Pavement Preservation

Preserving Our Pavement
Eugene has an active pavement preservation program, funded primarily by local motor vehicle fuel taxes and revenues from a voter-approved bond measure. Since 2003, the program has resulted in major street repairs to nearly 300 lane miles of city streets.This web site contains detailed information about specific types of pavement repair treatments, information on past and current pavement preservation projects, and links to staff contacts and more information about pavement preservation in Eugene.

The goal of Eugene’s pavement preservation program is to bring Eugene’s streets back into a relatively good condition and prevent streets from falling into such a state of disrepair that they must be reconstructed. As of the end of 2014, Eugene has a backlog of approximately $84 million in needed pavement repairs, including approximately $38 million in streets that need to be reconstructed.

Source of Funding
The principle sources of funding for Eugene's pavement preservation program includes local gas tax revenues, a portion of the fees paid by new development in Eugene, and funding through the bond measure to fix streets approved by Eugene voters in November 2012.

Road repairs typically result in lane closures and travel delays in the construction zone.Motorists, cyclists and pedestrians are encouraged to use alternate routes to avoid delays and other construction-related inconveniences. Up-to-date information on work zones is provided on the road work advisory website or on Twitter.
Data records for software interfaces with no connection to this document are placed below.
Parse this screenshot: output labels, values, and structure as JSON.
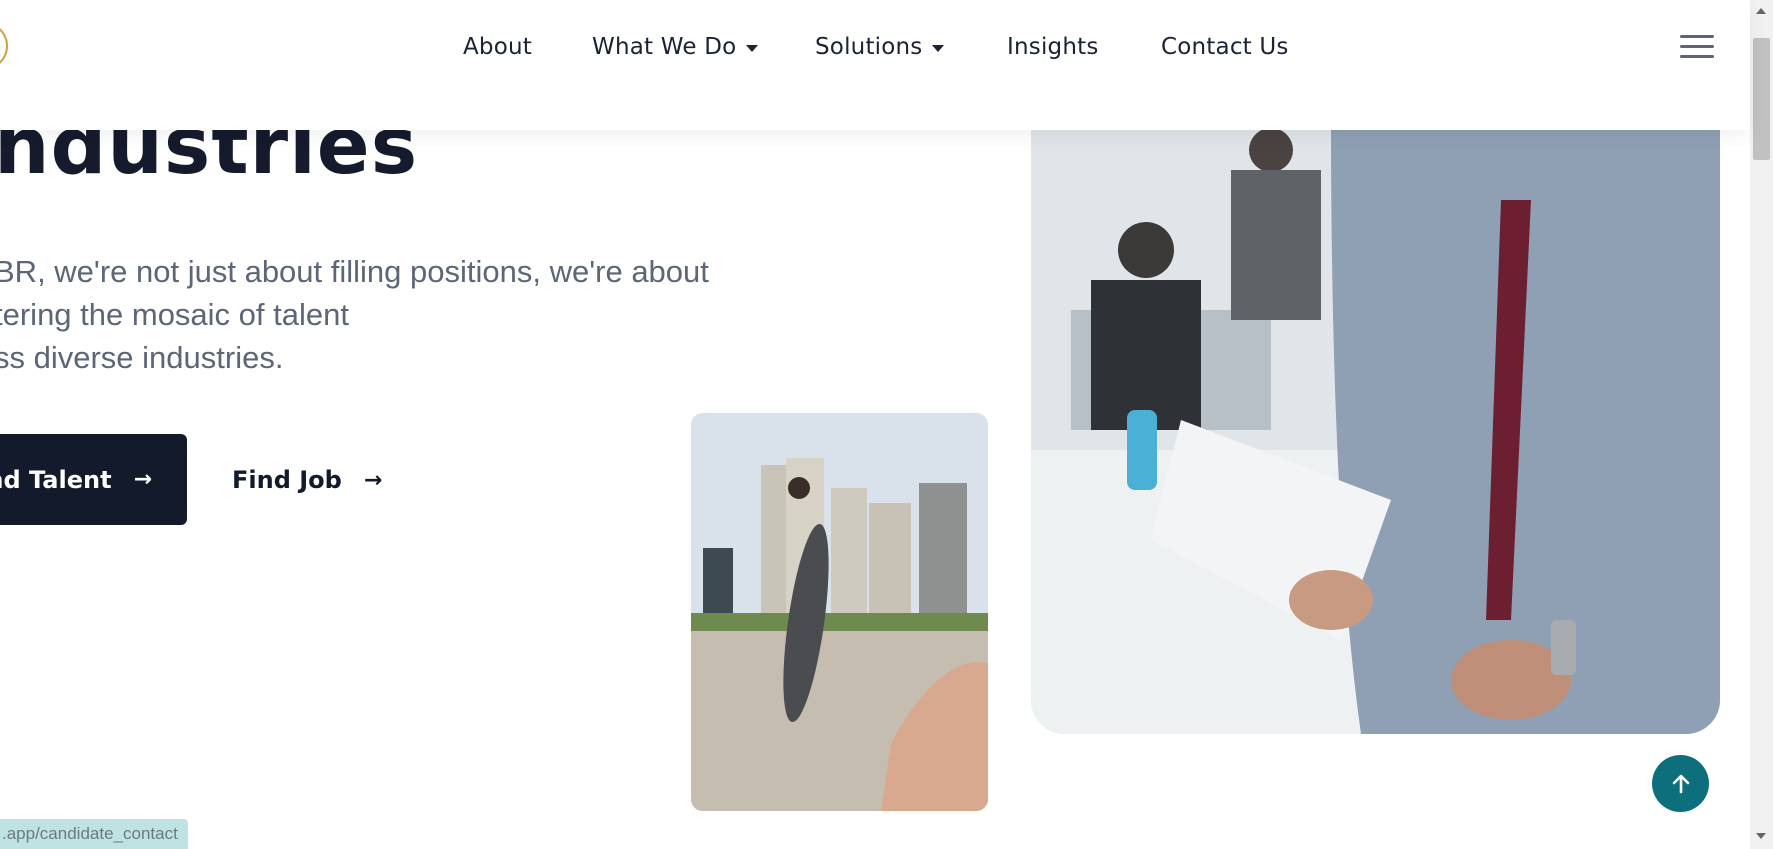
{
  "nav": {
    "items": [
      {
        "label": "About",
        "dropdown": false
      },
      {
        "label": "What We Do",
        "dropdown": true
      },
      {
        "label": "Solutions",
        "dropdown": true
      },
      {
        "label": "Insights",
        "dropdown": false
      },
      {
        "label": "Contact Us",
        "dropdown": false
      }
    ],
    "menu_icon": "hamburger-icon"
  },
  "hero": {
    "title": "ndustries",
    "description": [
      "BR, we're not just about filling positions, we're about",
      "tering the mosaic of talent",
      "ss diverse industries."
    ],
    "primary_button": "nd Talent",
    "secondary_button": "Find Job",
    "arrow_icon": "arrow-right-icon"
  },
  "images": {
    "small": "businesswoman-walking-onto-hand",
    "large": "businessman-holding-document"
  },
  "scroll_top_icon": "arrow-up-icon",
  "status_url": ".app/candidate_contact",
  "colors": {
    "dark_navy": "#131a2b",
    "teal": "#0e6f7c",
    "text_gray": "#5c6677"
  }
}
Overlay, Reconstruction and Street Improvement Projects
On overlay projects, spot repairs are made as necessary to the road bed, then the top layer of asphalt is ground off and a new asphalt surface is constructed. This strengthens the street and seals the road surface. On slurry seals, an emulsion of asphalt and sand is applied to fill small cracks and seal the surface to prevent water from eroding the road bed. On reconstruction projects the entire road is dug up and rebuilt from scratch. Street improvement projects typically take a substandard street to a fully improved street with an engineered road bed, drainage system and sidewalks, street lights and street trees.

Additionally, the Public Works Maintenance Division repairs streets by patching potholes, sealing cracks and applying thin overlays